Sphagnum Peat Moss: The Controversy
Canadian Peat Bog
Spagnum Peat Moss is....complicated. For our purposes, it is really the best material currently available to retain air and water in the GrowBarrels. However, there is a great deal of controversy regarding whether it is really sustainable because it is harvested from peat bogs and is a product of carbon, similar to fossil fuels but not as ancient; it is questionable how quickly the bogs can regenerate after being harvested. We decided to use it for this project despite the ongoing debate for several reasons:
As always, though, SECIA's Green Village is on the lookout for more sustainable options. In the mean time, here are some resources to help you determine whether you think sphagnum peat moss is sustainable or not. Click on the title to see the website or Google Document. The documents can also be downloaded for printing below in the Attachments section.
Canadian Sphagnum Peat Moss Association
Review regulations, research, and industry practices
Of specific interest are their report on the peat moss

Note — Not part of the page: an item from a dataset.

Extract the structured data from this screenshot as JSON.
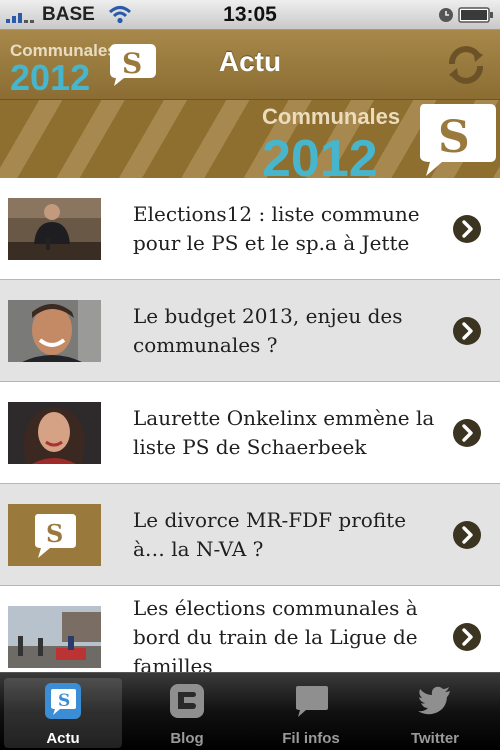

industry and the Code of Practice.
Sphagnum: A Keystone Genus in Habitat Restoration
A research article exploring the ecological role of peat bogs.
Sphagnum farming: local agricultural production of a horticultural peat substitute
A research article exploring the possibility of
sustainably farming peat
Greenhouse Gas Emissions
An analysis of GHG emissions from peat harvesting
Resources to Help You Choose Your Soil
******The Main Soil Considerations****
Air and Water!
Soil isn't the particles and matter in it - it's also the air between its components. Plants need this air and space to make a sufficient root system and grow successfully. Therefore, in container gardening it is especially important to design soil so that it does not compact, maintaining the space for the air and water. Here is a suggested recipe and some tips that Ed Smith (author of Incredible Begetables from Self-Watering Containers) provides for designing your own soil:
Tips for Designing your own Soil: